Task goal:
Reproduce the whole of the data exactly.

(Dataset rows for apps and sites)
++++++++++
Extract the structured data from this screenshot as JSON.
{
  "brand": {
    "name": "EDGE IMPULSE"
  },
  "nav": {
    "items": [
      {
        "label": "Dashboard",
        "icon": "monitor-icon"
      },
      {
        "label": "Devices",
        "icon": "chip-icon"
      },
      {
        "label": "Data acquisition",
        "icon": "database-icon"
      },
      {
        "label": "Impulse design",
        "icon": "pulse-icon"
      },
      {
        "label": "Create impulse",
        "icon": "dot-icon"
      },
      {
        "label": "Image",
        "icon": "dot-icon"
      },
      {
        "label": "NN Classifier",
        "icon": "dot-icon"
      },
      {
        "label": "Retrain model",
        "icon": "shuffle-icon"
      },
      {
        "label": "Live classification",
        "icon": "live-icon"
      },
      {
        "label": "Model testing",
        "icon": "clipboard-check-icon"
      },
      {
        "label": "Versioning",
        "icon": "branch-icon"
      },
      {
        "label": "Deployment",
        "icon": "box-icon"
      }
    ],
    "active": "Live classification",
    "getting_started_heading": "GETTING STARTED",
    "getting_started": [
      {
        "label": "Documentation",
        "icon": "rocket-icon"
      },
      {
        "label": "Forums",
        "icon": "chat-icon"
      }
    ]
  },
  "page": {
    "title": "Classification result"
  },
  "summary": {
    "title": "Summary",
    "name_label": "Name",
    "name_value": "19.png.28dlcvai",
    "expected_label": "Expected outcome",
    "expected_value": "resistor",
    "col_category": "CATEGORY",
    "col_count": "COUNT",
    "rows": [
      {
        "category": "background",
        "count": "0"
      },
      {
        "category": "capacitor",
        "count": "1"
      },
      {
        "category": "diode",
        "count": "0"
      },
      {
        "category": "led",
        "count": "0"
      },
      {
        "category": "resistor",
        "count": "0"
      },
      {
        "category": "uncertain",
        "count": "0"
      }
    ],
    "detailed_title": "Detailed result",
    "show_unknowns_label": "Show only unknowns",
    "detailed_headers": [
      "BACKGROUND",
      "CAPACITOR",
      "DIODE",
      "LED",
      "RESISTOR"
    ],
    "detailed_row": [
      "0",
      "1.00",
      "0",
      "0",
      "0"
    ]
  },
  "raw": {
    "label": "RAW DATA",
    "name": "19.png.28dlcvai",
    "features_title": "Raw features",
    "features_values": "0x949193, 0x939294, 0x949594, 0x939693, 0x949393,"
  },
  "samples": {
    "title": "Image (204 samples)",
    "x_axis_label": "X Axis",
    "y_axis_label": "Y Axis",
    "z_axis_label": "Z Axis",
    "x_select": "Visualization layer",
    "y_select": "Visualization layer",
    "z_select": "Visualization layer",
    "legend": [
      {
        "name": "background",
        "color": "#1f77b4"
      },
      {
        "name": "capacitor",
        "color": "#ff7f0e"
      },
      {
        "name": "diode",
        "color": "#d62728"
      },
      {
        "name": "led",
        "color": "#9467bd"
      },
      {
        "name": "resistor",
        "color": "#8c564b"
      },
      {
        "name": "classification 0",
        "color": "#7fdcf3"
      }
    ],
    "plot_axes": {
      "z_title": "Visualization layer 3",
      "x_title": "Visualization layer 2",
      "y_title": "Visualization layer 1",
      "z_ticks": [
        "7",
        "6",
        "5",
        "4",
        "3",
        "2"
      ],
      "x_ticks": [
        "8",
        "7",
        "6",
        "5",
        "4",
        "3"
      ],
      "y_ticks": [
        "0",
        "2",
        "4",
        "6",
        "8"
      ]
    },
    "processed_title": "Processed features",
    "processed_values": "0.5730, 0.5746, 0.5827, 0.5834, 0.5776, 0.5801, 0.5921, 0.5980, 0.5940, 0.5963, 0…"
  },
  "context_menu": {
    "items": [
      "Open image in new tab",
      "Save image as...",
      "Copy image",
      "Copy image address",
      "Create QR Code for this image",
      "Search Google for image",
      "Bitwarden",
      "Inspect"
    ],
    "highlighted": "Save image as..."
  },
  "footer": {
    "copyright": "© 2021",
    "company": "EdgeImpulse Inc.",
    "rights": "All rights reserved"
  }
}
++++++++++
Solution to the exercise:
Extract the structured data from this screenshot as JSON.
{
  "brand": {
    "name": "EDGE IMPULSE"
  },
  "nav": {
    "items": [
      {
        "label": "Dashboard",
        "icon": "monitor-icon"
      },
      {
        "label": "Devices",
        "icon": "chip-icon"
      },
      {
        "label": "Data acquisition",
        "icon": "database-icon"
      },
      {
        "label": "Impulse design",
        "icon": "pulse-icon"
      },
      {
        "label": "Create impulse",
        "icon": "dot-icon"
      },
      {
        "label": "Image",
        "icon": "dot-icon"
      },
      {
        "label": "NN Classifier",
        "icon": "dot-icon"
      },
      {
        "label": "Retrain model",
        "icon": "shuffle-icon"
      },
      {
        "label": "Live classification",
        "icon": "live-icon"
      },
      {
        "label": "Model testing",
        "icon": "clipboard-check-icon"
      },
      {
        "label": "Versioning",
        "icon": "branch-icon"
      },
      {
        "label": "Deployment",
        "icon": "box-icon"
      }
    ],
    "active": "Live classification",
    "getting_started_heading": "GETTING STARTED",
    "getting_started": [
      {
        "label": "Documentation",
        "icon": "rocket-icon"
      },
      {
        "label": "Forums",
        "icon": "chat-icon"
      }
    ]
  },
  "page": {
    "title": "Classification result"
  },
  "summary": {
    "title": "Summary",
    "name_label": "Name",
    "name_value": "19.png.28dlcvai",
    "expected_label": "Expected outcome",
    "expected_value": "resistor",
    "col_category": "CATEGORY",
    "col_count": "COUNT",
    "rows": [
      {
        "category": "background",
        "count": "0"
      },
      {
        "category": "capacitor",
        "count": "1"
      },
      {
        "category": "diode",
        "count": "0"
      },
      {
        "category": "led",
        "count": "0"
      },
      {
        "category": "resistor",
        "count": "0"
      },
      {
        "category": "uncertain",
        "count": "0"
      }
    ],
    "detailed_title": "Detailed result",
    "show_unknowns_label": "Show only unknowns",
    "detailed_headers": [
      "BACKGROUND",
      "CAPACITOR",
      "DIODE",
      "LED",
      "RESISTOR"
    ],
    "detailed_row": [
      "0",
      "1.00",
      "0",
      "0",
      "0"
    ]
  },
  "raw": {
    "label": "RAW DATA",
    "name": "19.png.28dlcvai",
    "features_title": "Raw features",
    "features_values": "0x949193, 0x939294, 0x949594, 0x939693, 0x949393,"
  },
  "samples": {
    "title": "Image (204 samples)",
    "x_axis_label": "X Axis",
    "y_axis_label": "Y Axis",
    "z_axis_label": "Z Axis",
    "x_select": "Visualization layer",
    "y_select": "Visualization layer",
    "z_select": "Visualization layer",
    "legend": [
      {
        "name": "background",
        "color": "#1f77b4"
      },
      {
        "name": "capacitor",
        "color": "#ff7f0e"
      },
      {
        "name": "diode",
        "color": "#d62728"
      },
      {
        "name": "led",
        "color": "#9467bd"
      },
      {
        "name": "resistor",
        "color": "#8c564b"
      },
      {
        "name": "classification 0",
        "color": "#7fdcf3"
      }
    ],
    "plot_axes": {
      "z_title": "Visualization layer 3",
      "x_title": "Visualization layer 2",
      "y_title": "Visualization layer 1",
      "z_ticks": [
        "7",
        "6",
        "5",
        "4",
        "3",
        "2"
      ],
      "x_ticks": [
        "8",
        "7",
        "6",
        "5",
        "4",
        "3"
      ],
      "y_ticks": [
        "0",
        "2",
        "4",
        "6",
        "8"
      ]
    },
    "processed_title": "Processed features",
    "processed_values": "0.5730, 0.5746, 0.5827, 0.5834, 0.5776, 0.5801, 0.5921, 0.5980, 0.5940, 0.5963, 0…"
  },
  "context_menu": {
    "items": [
      "Open image in new tab",
      "Save image as...",
      "Copy image",
      "Copy image address",
      "Create QR Code for this image",
      "Search Google for image",
      "Bitwarden",
      "Inspect"
    ],
    "highlighted": "Save image as..."
  },
  "footer": {
    "copyright": "© 2021",
    "company": "EdgeImpulse Inc.",
    "rights": "All rights reserved"
  }
}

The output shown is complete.